Federal labor law establishes a number of employee requirements that employers must follow. Surprisingly, the FLSA (Fair Labor Standards Act) does not dictate that employees be given meal breaks or rest breaks. However, a number of states do have laws establishing that breaks must be given.
Other states do not offer any break protections. As a result, everyone in the workplace can easily become confused on the subject. The best protection for both employees and employers is to be informed of the applicable state and federal law to make certain all parties are following the regulations that pertain to their company.
To stay compliant, your best bet is to use free shift scheduling software like Homebase that’ll help you make sure you’ve got enough coverage to give everyone on your team their mandated breaks, remind them to take breaks and clock in on time, and more.
Plus, with automatic timesheet error alerts, you’ll see at a glance if someone didn’t take their required breaks or forgot to clock back in.
Federal labor law
Federal labor law enters in when employees have breaks deducted from their check when they do not actually take that time away from their duties. At some businesses, a lunch period is deducted as a matter of course, but many employees don’t actually take a lunch.
If they eat at all, it’s often at their desk while they continue working. Sometimes, employees are paged to take phone calls or resume their tasks before their lunch break is up. Unless employers offer an easy way to edit time cards, they can end up owing a large amount of back pay.
Employees must be reimbursed employees for all the time actually worked. The same policy goes for rest breaks. A company cannot automatically deduct wages for unpaid rest breaks since not all employees take their full break or any break at all.
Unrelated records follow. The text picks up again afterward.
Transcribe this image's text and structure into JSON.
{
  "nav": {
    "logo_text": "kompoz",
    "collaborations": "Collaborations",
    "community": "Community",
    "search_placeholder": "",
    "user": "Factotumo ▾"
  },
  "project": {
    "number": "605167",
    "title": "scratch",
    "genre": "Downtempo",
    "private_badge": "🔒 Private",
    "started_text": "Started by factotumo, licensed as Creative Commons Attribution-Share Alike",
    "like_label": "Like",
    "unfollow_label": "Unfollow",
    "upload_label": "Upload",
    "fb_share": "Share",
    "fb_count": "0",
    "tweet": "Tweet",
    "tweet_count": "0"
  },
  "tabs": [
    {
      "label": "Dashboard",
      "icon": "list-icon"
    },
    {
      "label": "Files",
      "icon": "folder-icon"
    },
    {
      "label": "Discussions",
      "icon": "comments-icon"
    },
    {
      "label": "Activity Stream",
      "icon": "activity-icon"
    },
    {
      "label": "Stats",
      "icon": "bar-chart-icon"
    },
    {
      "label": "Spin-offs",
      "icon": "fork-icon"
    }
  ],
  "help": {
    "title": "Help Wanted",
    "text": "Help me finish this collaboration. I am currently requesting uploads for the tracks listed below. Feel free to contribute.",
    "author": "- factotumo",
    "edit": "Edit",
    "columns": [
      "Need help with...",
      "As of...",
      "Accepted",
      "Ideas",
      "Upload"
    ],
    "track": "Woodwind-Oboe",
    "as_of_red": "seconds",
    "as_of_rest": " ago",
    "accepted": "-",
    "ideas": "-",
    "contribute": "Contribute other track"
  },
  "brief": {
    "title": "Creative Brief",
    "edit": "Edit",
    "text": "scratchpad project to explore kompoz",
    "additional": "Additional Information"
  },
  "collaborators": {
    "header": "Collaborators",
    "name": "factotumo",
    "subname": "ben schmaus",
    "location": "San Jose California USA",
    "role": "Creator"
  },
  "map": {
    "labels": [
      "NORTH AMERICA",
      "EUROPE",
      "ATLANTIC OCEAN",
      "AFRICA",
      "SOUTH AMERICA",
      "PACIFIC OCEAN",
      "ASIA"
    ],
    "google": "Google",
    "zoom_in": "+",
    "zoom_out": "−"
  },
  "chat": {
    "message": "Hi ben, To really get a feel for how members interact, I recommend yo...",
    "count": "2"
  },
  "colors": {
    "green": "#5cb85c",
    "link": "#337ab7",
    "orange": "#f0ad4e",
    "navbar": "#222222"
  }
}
Employees and employers can protect themselves by making sure lunch and rest breaks are properly tracked and that employees are paid for all the time they actually work.
State law varies a great deal on rest and meal breaks. Some require both paid meal breaks and paid rest breaks while other require no breaks at all. Of course, some employers go well beyond what state law requires. These variations can cause many misunderstandings and incorrect paychecks.
Only 21 states require employers to give their workers lunch breaks, while nine require employers to offer lunch and rest breaks. Many employers in the 29 other states offer lunch breaks but do so because they consider it good policy.
Employees are usually more productive when they have time to regroup and relax during the day. Also, many job seekers would hesitate to take a position where these breaks were not offered.
Those states that require lunch breaks usually do so for employees that are working at least five or six hours a day. Some states mandate that this lunch break cannot be given at the beginning of a shift or at the end. For instance, an employee should expect their lunch break to be somewhere in the vicinity of mid-day.
A majority of states do not mandate rest breaks. Some give the employer a choice of offering a lunch break or rest breaks. States like California do require employers to offer a ten minute paid break for every four hours worked.
Other states that mandate paid breaks are Colorado, Illinois, Kentucky, Minnesota, Nevada, Vermont, and Washington. As a matter of practice, however, short breaks of 20 minutes or less are generally considered part of the employee’s workday and are not deducted from their check.
Minor employee breaks
Some states like Delaware require employers to offer longer breaks to minors. In that state, adult workers get a 30 minute meal break after seven and 1/2 hours while minors get the same meal break after working five hours. Younger workers are more vulnerable and often still growing. They may well need this extra time to rest from their duties.
Bathroom break laws are slightly different and come from OSHA. Employees are not guaranteed a specific number of restroom breaks each day, but employers are expected to allow reasonable bathroom access without penalty.
Also, the government recognizes that individuals have different bathroom needs, especially those with certain medical conditions, so employers must be careful with any restrictions they might try and impose on their employees in this area.
Employers do have the right to crack down on “excessive” bathroom use, although the definition of excessive is often hard to pin down.
Employers are not required to make any accommodations for smokers. In fact, many businesses are now no-smoking areas. Employees can use their regular rest breaks and lunch breaks to smoke if they wish, but in some cases they will have to leave their workplace to find a place to legally smoke.
Since breaks are usually under 20 minutes, that can limit a smoker’s options. The best plan for both employers and employees is to put a break policy in writing. Often, these two parties have different ideas about what breaks are allowed and whether they are paid or not.
Establishing a clear policy and communicating verbally and in writing will help protect employers. Employees have a right to know the company’s detailed policy on breaks so that they can affirm that it follows state law. Clear communication on this issue will help keep both parties productive and out of court.